- Broken Base - Perhaps the most polarizing example of a broken base for a punk band. First, there are camps of fans that prefer either the pre-1984 Flag (consisting of raw fast-paced punk) or the 1984-1986 Flag (which consisted of avant-garde experiments in an attempt to push the band's sound forward). Then, there are fans divided by the singer (either Keith Morris, Dez Cadena, Ron Reyes (who was involuntarily credited by the band as "Chavo Pederast"), or Henry Rollins).
- Their reformation and subsequent album "What The..." have been seen this way by fans as well.
- Executive Meddling: Damaged was going to be released nationwide, under an MCA imprint. But the label would have lost money on the record, so they not only wouldn't release it, they filed a legal injunction that prevented Black Flag from releasing any material on another label for several years. This all but killed the band's chances of making it big.
- Face of the Band - Henry Rollins, despite Greg Ginn being the band's headmaster.
- Misaimed Fandom: "White Minority" tends to be taken at face value as a song against minorities infiltrating America.
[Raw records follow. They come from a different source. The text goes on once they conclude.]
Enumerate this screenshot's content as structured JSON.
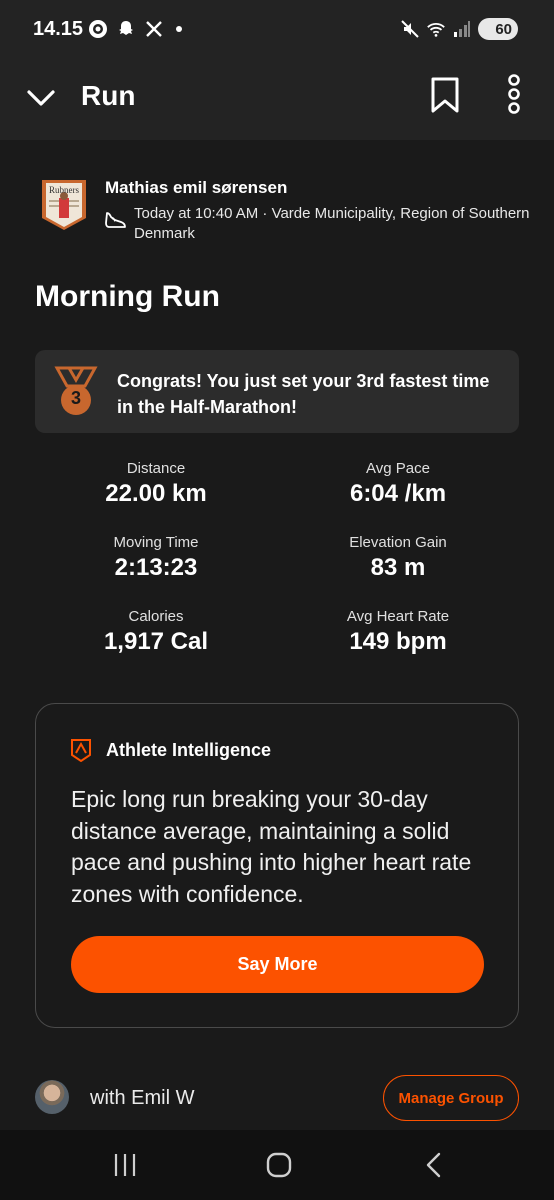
{
  "status_bar": {
    "time": "14.15",
    "battery": "60",
    "icons_left": [
      "threads-icon",
      "snapchat-icon",
      "x-icon",
      "notification-dot"
    ],
    "icons_right": [
      "mute-icon",
      "wifi-icon",
      "signal-icon",
      "battery-icon"
    ]
  },
  "header": {
    "title": "Run",
    "icons": [
      "chevron-down-icon",
      "bookmark-icon",
      "more-vertical-icon"
    ]
  },
  "author": {
    "name": "Mathias emil sørensen",
    "meta": "Today at 10:40 AM · Varde Municipality, Region of Southern Denmark",
    "badge_text": "Rubners"
  },
  "activity": {
    "title": "Morning Run"
  },
  "achievement": {
    "medal_rank": "3",
    "text": "Congrats! You just set your 3rd fastest time in the Half-Marathon!"
  },
  "stats": [
    {
      "label": "Distance",
      "value": "22.00 km"
    },
    {
      "label": "Avg Pace",
      "value": "6:04 /km"
    },
    {
      "label": "Moving Time",
      "value": "2:13:23"
    },
    {
      "label": "Elevation Gain",
      "value": "83 m"
    },
    {
      "label": "Calories",
      "value": "1,917 Cal"
    },
    {
      "label": "Avg Heart Rate",
      "value": "149 bpm"
    }
  ],
  "athlete_intelligence": {
    "title": "Athlete Intelligence",
    "summary": "Epic long run breaking your 30-day distance average, maintaining a solid pace and pushing into higher heart rate zones with confidence.",
    "button_label": "Say More"
  },
  "group": {
    "text": "with Emil W",
    "button_label": "Manage Group"
  },
  "colors": {
    "accent": "#fc5200",
    "background": "#1a1a1a",
    "card": "#2c2c2c",
    "header": "#232323",
    "medal": "#c8672e"
  }
}
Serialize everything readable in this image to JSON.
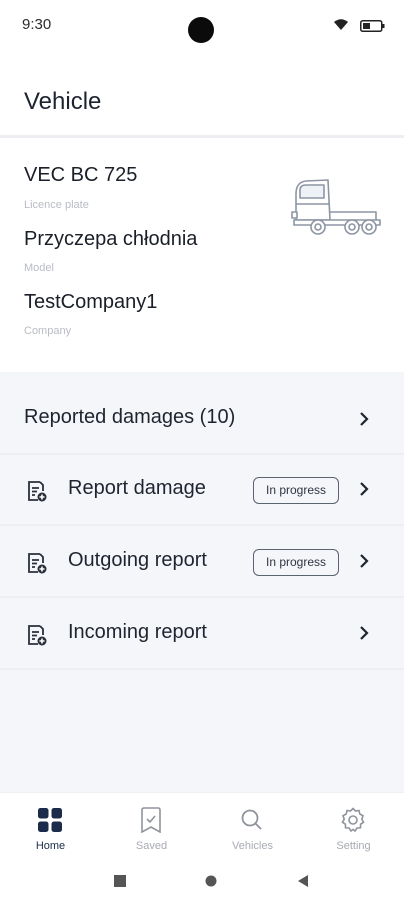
{
  "status_bar": {
    "time": "9:30"
  },
  "header": {
    "title": "Vehicle"
  },
  "vehicle": {
    "fields": [
      {
        "value": "VEC BC 725",
        "caption": "Licence plate"
      },
      {
        "value": "Przyczepa chłodnia",
        "caption": "Model"
      },
      {
        "value": "TestCompany1",
        "caption": "Company"
      }
    ],
    "image_icon": "truck-icon"
  },
  "menu": {
    "reported_damages": {
      "label": "Reported damages (10)"
    },
    "items": [
      {
        "label": "Report damage",
        "badge": "In progress",
        "icon": "document-icon"
      },
      {
        "label": "Outgoing report",
        "badge": "In progress",
        "icon": "document-icon"
      },
      {
        "label": "Incoming report",
        "badge": "",
        "icon": "document-icon"
      }
    ]
  },
  "bottom_nav": {
    "items": [
      {
        "label": "Home",
        "icon": "grid-icon",
        "active": true
      },
      {
        "label": "Saved",
        "icon": "bookmark-icon",
        "active": false
      },
      {
        "label": "Vehicles",
        "icon": "search-icon",
        "active": false
      },
      {
        "label": "Setting",
        "icon": "gear-icon",
        "active": false
      }
    ]
  },
  "colors": {
    "active_nav": "#1c2b4a",
    "inactive_nav": "#a7abb3",
    "content_bg": "#f4f6f9"
  }
}
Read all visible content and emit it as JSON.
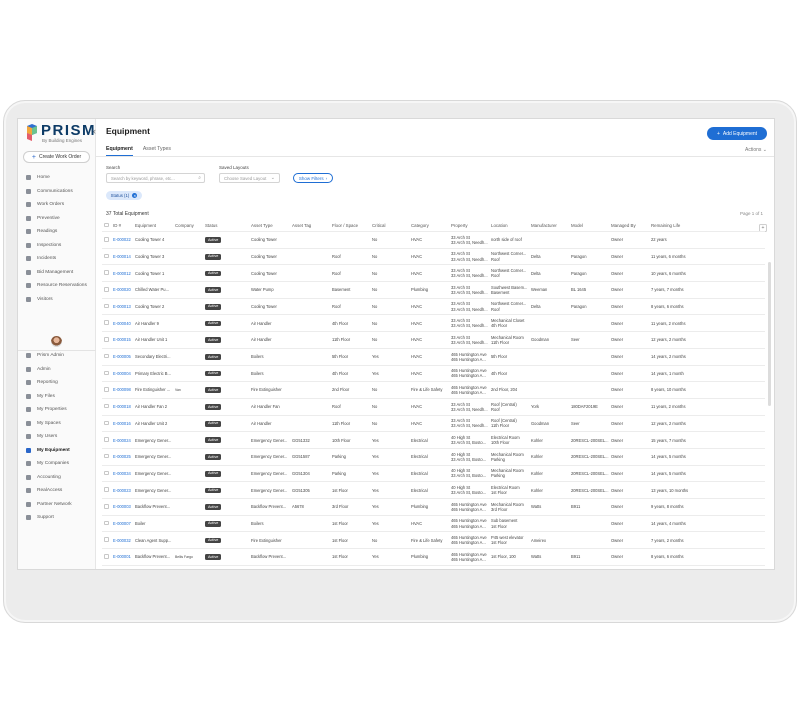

Greg Ginn has said the lyrics are meant to be sarcastic, and pointed out the deliberate irony of having a Puerto Rican vocalist (Ron Reyes) sing about "white pride".
- Narm - Side A of Family Man. Some lines are unintentionally hilarious, such as the rat complaining about not being invited to go bowling in "Shed Reading (Rattus Norvegicus)"
- Signature Song - "Rise Above".
- Vindicated by History: Upon it's initial release, My War proved highly controversial among the band's fans, who hated its Black Sabbath and Heavy Metal-influenced approach. However, the album did prove popular among some fans, especially two people named Buzz Osbourne and Kurt Cobain, for whom the album was a prime influence. Nowadays, with the rise of Grunge, Sludge Metal, and Metalcore, My War has arguably proved to be Black Flag's most influential album.